:: RECORDS TO USE ::

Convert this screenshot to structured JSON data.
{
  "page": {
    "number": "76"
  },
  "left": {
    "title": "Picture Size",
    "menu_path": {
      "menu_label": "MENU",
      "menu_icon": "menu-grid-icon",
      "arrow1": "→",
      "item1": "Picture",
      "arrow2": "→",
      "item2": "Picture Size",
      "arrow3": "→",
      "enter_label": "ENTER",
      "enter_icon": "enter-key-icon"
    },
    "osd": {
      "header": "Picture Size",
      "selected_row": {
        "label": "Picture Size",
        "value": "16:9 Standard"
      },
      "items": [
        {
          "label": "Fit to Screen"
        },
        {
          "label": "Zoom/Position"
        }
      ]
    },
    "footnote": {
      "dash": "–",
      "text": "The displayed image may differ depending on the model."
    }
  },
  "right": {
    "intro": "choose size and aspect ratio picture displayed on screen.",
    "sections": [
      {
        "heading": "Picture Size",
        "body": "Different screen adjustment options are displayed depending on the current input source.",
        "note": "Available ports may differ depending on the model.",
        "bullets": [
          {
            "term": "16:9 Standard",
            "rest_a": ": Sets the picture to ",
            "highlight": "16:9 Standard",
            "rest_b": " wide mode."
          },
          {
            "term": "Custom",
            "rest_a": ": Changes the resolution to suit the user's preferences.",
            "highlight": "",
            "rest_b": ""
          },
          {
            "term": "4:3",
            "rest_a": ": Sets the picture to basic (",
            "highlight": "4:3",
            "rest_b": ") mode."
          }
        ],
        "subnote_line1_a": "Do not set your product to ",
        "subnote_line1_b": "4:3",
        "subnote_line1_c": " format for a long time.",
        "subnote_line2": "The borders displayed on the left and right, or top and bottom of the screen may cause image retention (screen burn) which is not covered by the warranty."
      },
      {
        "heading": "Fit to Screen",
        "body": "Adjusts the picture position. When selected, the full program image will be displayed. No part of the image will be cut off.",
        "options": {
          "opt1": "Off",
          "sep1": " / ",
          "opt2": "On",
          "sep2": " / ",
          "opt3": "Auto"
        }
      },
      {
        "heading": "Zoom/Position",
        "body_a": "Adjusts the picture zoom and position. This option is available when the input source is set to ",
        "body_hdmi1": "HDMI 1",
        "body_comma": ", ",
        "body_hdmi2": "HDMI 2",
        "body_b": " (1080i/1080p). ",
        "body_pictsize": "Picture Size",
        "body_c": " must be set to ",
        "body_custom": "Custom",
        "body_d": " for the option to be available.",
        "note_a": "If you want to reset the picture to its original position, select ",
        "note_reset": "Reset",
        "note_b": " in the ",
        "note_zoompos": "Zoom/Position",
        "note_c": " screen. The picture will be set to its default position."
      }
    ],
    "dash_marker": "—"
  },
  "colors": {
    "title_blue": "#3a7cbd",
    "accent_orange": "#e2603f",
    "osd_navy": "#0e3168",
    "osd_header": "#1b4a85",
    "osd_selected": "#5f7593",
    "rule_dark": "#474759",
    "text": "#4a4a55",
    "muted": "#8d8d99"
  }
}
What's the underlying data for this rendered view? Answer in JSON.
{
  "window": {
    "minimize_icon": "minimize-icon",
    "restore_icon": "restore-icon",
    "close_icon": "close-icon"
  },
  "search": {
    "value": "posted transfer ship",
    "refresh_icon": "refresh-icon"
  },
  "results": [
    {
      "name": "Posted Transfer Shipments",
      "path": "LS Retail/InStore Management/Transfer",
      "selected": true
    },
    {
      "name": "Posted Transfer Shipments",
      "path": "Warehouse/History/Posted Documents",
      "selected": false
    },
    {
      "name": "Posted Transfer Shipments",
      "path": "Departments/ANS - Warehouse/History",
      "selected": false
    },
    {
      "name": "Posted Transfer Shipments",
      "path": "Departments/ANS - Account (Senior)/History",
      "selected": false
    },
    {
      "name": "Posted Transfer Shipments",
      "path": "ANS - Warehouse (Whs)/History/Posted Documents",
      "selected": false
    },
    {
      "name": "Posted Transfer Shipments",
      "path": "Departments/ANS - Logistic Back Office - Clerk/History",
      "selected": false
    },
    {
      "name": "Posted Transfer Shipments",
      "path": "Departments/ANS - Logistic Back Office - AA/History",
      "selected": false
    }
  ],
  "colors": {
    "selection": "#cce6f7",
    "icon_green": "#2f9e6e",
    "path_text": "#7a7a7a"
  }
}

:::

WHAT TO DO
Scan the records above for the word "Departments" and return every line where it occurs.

REPLY
      "path": "Departments/ANS - Warehouse/History",
      "path": "Departments/ANS - Account (Senior)/History",
      "path": "Departments/ANS - Logistic Back Office - Clerk/History",
      "path": "Departments/ANS - Logistic Back Office - AA/History",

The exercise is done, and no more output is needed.